EXERCISE: Please report how many lines of the data include the word "birth", with the number as the entire reply.

ENTRIES PROVIDED: Begin

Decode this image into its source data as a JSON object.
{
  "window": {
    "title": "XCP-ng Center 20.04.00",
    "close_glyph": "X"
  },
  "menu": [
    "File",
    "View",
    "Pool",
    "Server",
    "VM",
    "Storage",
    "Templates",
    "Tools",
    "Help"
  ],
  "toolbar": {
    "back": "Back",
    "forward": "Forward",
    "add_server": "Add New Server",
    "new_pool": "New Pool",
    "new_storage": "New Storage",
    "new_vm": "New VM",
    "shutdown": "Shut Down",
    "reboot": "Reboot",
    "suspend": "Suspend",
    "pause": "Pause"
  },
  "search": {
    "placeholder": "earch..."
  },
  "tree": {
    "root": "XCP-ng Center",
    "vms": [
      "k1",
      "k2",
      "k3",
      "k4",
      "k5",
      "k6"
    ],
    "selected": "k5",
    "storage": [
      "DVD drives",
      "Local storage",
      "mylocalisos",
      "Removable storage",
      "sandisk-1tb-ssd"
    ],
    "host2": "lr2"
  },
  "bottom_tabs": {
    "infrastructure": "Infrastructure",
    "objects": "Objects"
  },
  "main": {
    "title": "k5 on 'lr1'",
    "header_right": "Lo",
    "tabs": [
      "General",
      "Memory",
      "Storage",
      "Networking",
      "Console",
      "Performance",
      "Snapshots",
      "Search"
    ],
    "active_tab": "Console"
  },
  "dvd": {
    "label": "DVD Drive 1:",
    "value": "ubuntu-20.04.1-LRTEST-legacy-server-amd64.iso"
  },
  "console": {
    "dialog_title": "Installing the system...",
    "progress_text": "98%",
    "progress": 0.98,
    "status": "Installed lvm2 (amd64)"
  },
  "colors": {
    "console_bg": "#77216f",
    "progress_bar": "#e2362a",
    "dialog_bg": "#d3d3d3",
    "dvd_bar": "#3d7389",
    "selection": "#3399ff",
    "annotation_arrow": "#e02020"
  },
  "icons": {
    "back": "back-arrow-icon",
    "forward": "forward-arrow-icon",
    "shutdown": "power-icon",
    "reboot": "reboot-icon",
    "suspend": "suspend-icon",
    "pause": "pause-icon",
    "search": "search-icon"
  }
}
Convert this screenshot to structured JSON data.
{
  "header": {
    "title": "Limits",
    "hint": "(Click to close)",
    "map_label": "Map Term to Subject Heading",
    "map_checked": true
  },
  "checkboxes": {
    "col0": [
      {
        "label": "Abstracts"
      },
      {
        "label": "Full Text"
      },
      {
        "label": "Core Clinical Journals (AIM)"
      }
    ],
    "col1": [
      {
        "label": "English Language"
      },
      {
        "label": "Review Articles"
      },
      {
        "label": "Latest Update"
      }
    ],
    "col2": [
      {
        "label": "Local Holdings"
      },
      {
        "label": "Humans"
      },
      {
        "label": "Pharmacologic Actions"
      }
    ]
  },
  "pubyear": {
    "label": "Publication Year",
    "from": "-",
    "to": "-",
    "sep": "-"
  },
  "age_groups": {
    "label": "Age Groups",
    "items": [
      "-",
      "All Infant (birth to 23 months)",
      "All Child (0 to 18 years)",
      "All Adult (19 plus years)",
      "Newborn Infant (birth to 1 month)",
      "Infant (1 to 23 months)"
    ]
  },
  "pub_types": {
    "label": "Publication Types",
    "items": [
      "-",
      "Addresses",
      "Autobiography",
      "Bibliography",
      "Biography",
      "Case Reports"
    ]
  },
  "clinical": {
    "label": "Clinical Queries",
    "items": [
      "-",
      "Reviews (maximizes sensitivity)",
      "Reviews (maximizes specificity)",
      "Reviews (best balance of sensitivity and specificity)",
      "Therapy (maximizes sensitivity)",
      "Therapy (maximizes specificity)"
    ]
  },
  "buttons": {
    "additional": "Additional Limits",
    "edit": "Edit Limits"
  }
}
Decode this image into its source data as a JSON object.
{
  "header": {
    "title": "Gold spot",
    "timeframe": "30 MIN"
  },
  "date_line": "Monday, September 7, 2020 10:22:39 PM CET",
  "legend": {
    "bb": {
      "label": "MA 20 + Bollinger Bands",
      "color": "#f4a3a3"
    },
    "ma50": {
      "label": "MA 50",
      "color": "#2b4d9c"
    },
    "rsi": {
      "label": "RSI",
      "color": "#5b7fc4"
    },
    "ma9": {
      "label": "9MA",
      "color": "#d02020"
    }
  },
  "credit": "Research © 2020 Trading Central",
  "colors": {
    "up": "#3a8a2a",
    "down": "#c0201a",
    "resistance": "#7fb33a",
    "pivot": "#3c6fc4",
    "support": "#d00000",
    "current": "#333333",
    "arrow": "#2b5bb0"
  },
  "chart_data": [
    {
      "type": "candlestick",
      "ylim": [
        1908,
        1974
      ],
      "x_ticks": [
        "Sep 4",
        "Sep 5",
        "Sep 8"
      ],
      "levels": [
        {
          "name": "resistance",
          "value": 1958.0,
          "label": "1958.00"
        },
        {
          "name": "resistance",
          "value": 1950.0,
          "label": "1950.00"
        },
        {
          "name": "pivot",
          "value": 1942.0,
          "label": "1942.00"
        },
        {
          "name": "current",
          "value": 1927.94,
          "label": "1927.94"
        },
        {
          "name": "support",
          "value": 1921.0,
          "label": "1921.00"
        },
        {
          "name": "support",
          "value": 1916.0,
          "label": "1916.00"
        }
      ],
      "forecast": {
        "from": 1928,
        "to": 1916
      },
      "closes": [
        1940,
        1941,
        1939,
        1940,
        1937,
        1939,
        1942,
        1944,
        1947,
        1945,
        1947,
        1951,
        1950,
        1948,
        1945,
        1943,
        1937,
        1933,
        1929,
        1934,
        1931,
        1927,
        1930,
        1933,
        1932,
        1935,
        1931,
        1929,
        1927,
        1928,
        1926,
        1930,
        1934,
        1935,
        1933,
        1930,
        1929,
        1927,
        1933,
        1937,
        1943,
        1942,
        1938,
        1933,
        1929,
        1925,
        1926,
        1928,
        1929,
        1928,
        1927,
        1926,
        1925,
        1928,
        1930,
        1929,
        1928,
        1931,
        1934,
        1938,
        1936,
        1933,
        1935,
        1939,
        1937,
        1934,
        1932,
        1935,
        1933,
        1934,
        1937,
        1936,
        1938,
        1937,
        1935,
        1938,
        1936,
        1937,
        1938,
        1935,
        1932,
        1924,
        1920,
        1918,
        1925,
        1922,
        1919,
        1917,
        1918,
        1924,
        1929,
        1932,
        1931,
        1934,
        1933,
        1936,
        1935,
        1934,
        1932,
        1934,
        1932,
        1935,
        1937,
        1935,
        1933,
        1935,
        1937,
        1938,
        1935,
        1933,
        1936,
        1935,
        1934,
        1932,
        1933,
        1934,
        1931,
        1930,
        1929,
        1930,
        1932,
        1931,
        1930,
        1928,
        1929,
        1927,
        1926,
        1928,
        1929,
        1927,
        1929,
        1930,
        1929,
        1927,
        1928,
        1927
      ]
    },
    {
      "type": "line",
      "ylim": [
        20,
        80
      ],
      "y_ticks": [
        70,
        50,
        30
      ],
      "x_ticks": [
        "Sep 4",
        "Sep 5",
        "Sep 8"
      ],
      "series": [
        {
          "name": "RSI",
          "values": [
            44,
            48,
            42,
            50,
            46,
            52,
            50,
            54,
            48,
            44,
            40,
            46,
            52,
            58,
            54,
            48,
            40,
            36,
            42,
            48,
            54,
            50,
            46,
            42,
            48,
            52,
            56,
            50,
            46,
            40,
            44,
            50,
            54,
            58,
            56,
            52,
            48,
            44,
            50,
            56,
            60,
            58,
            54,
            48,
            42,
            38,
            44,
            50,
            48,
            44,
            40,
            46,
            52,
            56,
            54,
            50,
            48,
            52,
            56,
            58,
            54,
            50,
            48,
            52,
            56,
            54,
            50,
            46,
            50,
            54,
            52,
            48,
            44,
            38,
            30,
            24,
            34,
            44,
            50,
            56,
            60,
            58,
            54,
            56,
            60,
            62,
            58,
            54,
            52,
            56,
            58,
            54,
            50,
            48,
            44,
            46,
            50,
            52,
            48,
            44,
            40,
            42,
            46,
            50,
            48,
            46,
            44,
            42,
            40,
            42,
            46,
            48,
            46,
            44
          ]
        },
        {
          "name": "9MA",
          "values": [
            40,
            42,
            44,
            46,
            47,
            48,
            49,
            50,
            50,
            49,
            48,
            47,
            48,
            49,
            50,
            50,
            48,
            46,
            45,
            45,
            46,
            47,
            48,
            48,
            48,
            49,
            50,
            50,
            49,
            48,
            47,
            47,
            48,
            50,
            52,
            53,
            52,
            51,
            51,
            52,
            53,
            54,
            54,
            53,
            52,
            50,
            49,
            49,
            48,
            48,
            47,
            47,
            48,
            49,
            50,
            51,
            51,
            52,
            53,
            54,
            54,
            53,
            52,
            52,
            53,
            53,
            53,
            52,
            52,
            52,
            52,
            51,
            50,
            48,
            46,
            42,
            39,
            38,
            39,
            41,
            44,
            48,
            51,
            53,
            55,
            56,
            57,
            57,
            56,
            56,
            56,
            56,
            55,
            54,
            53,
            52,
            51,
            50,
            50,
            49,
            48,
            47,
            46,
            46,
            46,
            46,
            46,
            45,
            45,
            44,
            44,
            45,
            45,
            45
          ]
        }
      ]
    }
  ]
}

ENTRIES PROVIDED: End

RESPONSE TO THIS TASK: 2